> _DATASET RECORDS_
---

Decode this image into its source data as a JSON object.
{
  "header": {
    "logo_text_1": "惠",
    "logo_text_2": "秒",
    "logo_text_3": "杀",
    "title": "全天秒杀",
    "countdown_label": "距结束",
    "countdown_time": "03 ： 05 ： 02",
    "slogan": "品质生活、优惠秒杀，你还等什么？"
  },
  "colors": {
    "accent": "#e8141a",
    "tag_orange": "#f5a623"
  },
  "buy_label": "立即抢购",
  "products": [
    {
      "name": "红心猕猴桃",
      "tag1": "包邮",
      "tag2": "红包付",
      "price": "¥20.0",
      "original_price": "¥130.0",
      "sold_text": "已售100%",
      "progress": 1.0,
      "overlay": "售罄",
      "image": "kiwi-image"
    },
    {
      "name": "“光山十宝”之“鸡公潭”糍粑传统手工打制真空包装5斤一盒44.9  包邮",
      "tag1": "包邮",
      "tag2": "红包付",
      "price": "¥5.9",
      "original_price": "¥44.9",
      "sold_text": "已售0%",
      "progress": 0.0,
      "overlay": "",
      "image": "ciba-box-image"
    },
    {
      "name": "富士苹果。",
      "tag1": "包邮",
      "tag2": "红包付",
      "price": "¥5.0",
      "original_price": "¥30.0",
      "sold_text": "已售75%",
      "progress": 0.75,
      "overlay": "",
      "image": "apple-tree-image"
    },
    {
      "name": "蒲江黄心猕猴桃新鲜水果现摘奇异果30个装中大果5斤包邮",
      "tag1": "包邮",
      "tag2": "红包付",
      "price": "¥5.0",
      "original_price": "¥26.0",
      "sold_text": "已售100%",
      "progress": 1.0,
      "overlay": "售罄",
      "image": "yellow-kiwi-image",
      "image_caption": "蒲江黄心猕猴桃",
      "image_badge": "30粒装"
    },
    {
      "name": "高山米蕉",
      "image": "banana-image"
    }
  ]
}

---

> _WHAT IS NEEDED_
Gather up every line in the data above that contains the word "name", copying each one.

> _ANSWER TO THIS PROBLEM_
      "name": "红心猕猴桃",
      "name": "“光山十宝”之“鸡公潭”糍粑传统手工打制真空包装5斤一盒44.9  包邮",
      "name": "富士苹果。",
      "name": "蒲江黄心猕猴桃新鲜水果现摘奇异果30个装中大果5斤包邮",
      "name": "高山米蕉",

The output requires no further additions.